Input records below:

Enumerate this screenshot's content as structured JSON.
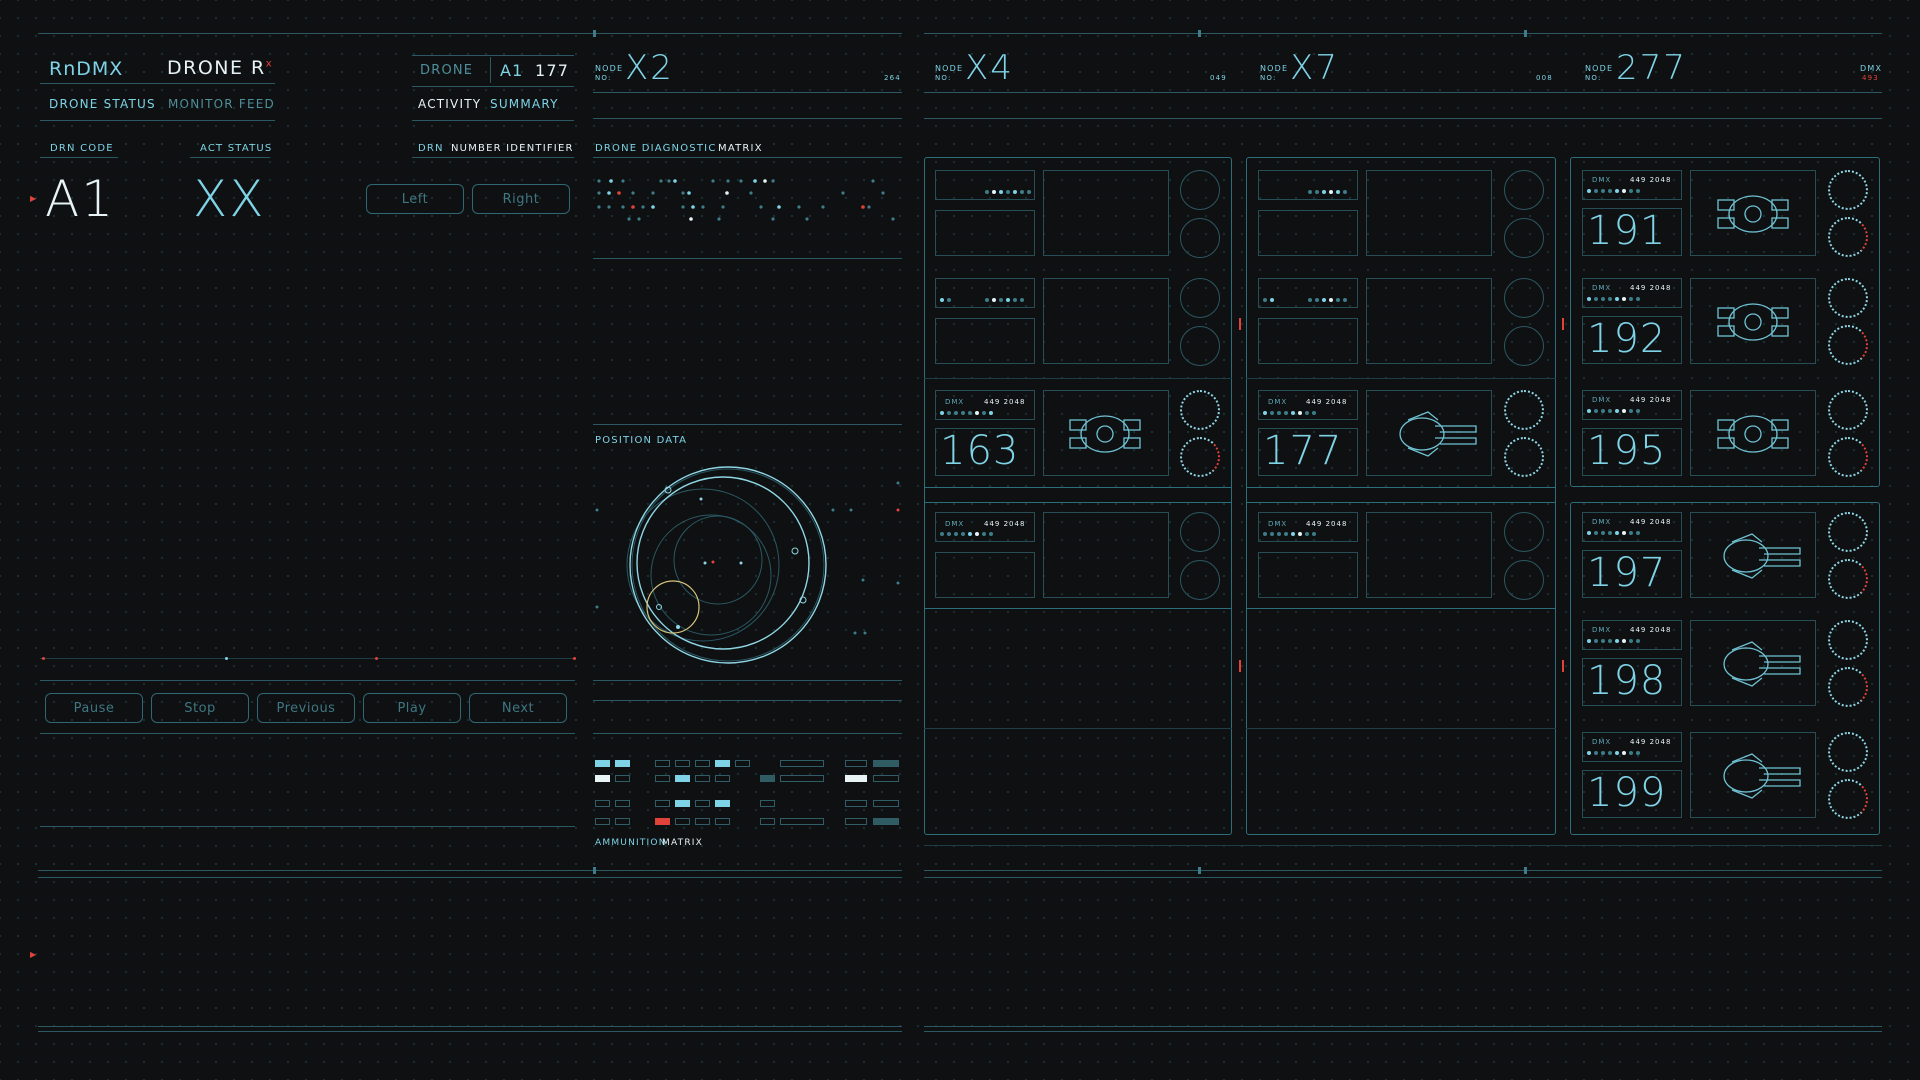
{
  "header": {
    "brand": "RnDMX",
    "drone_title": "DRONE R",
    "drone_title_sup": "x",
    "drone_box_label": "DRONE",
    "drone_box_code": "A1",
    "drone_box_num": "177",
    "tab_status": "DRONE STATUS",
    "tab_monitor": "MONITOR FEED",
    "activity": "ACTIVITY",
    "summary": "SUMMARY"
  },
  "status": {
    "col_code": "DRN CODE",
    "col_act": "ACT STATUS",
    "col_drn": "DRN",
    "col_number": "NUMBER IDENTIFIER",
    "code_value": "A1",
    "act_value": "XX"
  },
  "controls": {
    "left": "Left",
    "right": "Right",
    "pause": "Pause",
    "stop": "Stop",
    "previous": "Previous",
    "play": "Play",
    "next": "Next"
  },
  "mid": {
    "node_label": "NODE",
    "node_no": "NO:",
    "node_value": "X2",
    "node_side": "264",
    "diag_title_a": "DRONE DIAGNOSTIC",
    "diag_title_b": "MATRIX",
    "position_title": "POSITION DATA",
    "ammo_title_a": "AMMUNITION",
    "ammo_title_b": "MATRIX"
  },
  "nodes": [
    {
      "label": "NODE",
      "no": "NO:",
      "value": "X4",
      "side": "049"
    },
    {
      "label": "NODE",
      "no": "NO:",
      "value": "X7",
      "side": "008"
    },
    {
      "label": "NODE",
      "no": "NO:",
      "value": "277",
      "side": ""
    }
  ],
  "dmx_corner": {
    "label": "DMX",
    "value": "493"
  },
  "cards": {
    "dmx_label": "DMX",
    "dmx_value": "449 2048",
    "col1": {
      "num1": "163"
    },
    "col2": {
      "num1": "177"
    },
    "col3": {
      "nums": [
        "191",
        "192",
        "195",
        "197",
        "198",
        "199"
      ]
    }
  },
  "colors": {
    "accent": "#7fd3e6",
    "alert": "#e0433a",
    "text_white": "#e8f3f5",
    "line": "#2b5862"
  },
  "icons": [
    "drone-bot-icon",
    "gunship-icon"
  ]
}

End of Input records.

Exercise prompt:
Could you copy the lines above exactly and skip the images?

Answer to the problem:
Enumerate this screenshot's content as structured JSON.
{
  "header": {
    "brand": "RnDMX",
    "drone_title": "DRONE R",
    "drone_title_sup": "x",
    "drone_box_label": "DRONE",
    "drone_box_code": "A1",
    "drone_box_num": "177",
    "tab_status": "DRONE STATUS",
    "tab_monitor": "MONITOR FEED",
    "activity": "ACTIVITY",
    "summary": "SUMMARY"
  },
  "status": {
    "col_code": "DRN CODE",
    "col_act": "ACT STATUS",
    "col_drn": "DRN",
    "col_number": "NUMBER IDENTIFIER",
    "code_value": "A1",
    "act_value": "XX"
  },
  "controls": {
    "left": "Left",
    "right": "Right",
    "pause": "Pause",
    "stop": "Stop",
    "previous": "Previous",
    "play": "Play",
    "next": "Next"
  },
  "mid": {
    "node_label": "NODE",
    "node_no": "NO:",
    "node_value": "X2",
    "node_side": "264",
    "diag_title_a": "DRONE DIAGNOSTIC",
    "diag_title_b": "MATRIX",
    "position_title": "POSITION DATA",
    "ammo_title_a": "AMMUNITION",
    "ammo_title_b": "MATRIX"
  },
  "nodes": [
    {
      "label": "NODE",
      "no": "NO:",
      "value": "X4",
      "side": "049"
    },
    {
      "label": "NODE",
      "no": "NO:",
      "value": "X7",
      "side": "008"
    },
    {
      "label": "NODE",
      "no": "NO:",
      "value": "277",
      "side": ""
    }
  ],
  "dmx_corner": {
    "label": "DMX",
    "value": "493"
  },
  "cards": {
    "dmx_label": "DMX",
    "dmx_value": "449 2048",
    "col1": {
      "num1": "163"
    },
    "col2": {
      "num1": "177"
    },
    "col3": {
      "nums": [
        "191",
        "192",
        "195",
        "197",
        "198",
        "199"
      ]
    }
  },
  "colors": {
    "accent": "#7fd3e6",
    "alert": "#e0433a",
    "text_white": "#e8f3f5",
    "line": "#2b5862"
  },
  "icons": [
    "drone-bot-icon",
    "gunship-icon"
  ]
}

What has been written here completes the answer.